Small business owners have a tight budget, and because of that—a lot of them end up doing their own Facebook marketing and run their own Facebook pages. This is despite having no previous experience with the platform and not having the time to invest in daily content and promotions.

Part of a good strategy is about resource division—buying time and skill. In exchange for very little, you benefit from professionally done content and have time to implement a plan.

Here is how to simplify your infrastructure:

Consistency is half of the battle. By automating this process for a small ($50-$100) outlay, your time is free to engage with your audience, which is where the real Facebook magic happens. 

Most entrepreneurs are not content creators. They get stuck spending all of their time populating the page, never getting to marketing it or implementing a basic Facebook strategy, with metric targets to guide their tactics. Make the process easier and consider outsourcing some of the more automated steps.
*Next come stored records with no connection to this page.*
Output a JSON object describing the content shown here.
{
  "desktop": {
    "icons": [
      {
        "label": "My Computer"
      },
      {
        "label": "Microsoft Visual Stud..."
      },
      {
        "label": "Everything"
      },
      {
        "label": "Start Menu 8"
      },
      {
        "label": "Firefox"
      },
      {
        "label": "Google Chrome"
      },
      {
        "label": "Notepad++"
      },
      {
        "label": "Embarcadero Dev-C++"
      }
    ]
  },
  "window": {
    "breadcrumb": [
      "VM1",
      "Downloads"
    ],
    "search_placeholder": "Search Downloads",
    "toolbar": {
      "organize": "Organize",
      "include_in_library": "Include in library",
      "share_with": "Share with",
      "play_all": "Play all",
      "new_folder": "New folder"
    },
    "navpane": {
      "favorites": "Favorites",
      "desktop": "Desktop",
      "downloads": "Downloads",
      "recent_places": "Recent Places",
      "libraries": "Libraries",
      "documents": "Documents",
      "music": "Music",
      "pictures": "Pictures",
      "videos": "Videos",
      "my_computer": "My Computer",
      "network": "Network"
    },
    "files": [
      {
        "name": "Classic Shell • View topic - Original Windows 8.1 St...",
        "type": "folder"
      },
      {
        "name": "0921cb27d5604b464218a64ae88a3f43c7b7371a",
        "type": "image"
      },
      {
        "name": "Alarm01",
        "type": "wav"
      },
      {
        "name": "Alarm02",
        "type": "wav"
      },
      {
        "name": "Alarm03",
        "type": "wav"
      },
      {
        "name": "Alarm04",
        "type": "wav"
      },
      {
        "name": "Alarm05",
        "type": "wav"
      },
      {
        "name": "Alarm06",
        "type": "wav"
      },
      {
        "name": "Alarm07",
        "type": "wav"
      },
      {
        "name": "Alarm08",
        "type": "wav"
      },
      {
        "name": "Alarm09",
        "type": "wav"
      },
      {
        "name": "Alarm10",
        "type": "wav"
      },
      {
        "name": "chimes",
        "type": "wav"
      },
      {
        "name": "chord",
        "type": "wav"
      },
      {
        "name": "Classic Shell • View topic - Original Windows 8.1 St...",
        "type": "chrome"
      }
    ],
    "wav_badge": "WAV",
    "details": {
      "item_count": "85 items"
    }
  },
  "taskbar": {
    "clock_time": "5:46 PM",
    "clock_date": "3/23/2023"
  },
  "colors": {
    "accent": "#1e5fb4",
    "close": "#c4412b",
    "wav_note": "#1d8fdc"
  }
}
#4: Start Slow With a Few Basic Tactics

There are a million ways to execute a million different Facebook tactics. Don’t do them all at once. Scaling is the most important feature of a smart social media strategy.

Initially, once the daily content is automated and rolling as a baseline, you will want to engage in the following tactics to stimulate audience discovery and conversation.

  • A weekly live video
  • Join one large, niche-relevant Facebook group and engage every day (offer value!)
  • Like other Facebook business pages and be a top commenter (never sell, only chat)
  • Start a group of your own (post daily)
  • Run a Facebook ad

A mini strategy can focus on 1-3 of these daily for a single hour. Engagement, presence, and adding conversation to Facebook is a sure-fire way to crack the algorithm. Plus, high visibility encourages an audience to engage in return because they know someone is always checking in.

Savvy entrepreneurs that do this well will grow their Facebook communities without much investment. If no budget is available or only a shoestring budget is possible, scale this way down to a post or two a week—but keep up the high engagement.


#5: A Facebook Community of 5000 Genuine People

On this journey, you will achieve certain milestones—the first time the page hits 1000 likes, then 3000, and then 5000. The benefit of scaling with a mini-strategy on Facebook is that it can be handed over to an intern or social media employee when the time comes.

A community of 5000 engaged followers that frequent your online business and like, comment, and share the content from your brand is extremely valuable. Shortcutting an audience like some companies do when they buy likes and followers leaves you without these benefits. 

In social media marketing, 100 active members are more valuable than 100,000 bots, fake accounts, or foreign followers who never intend to buy from you. Don’t be tempted. Ultimately there are no shortcuts if real sales, real engagement, and real growth are what you’re after.

To recap: Start marketing on Facebook by establishing strategic goals. Link them to metrics, and shape tactics around them. Automate your content as much as possible for consistency and free the time required to engage in person. Begin small and scale when things start working.


A mini-Facebook marketing strategy will do more for a new business page than skipping vital steps and muddling through a jumble of unmeasured, hasty tactics. Plan ahead to get ahead.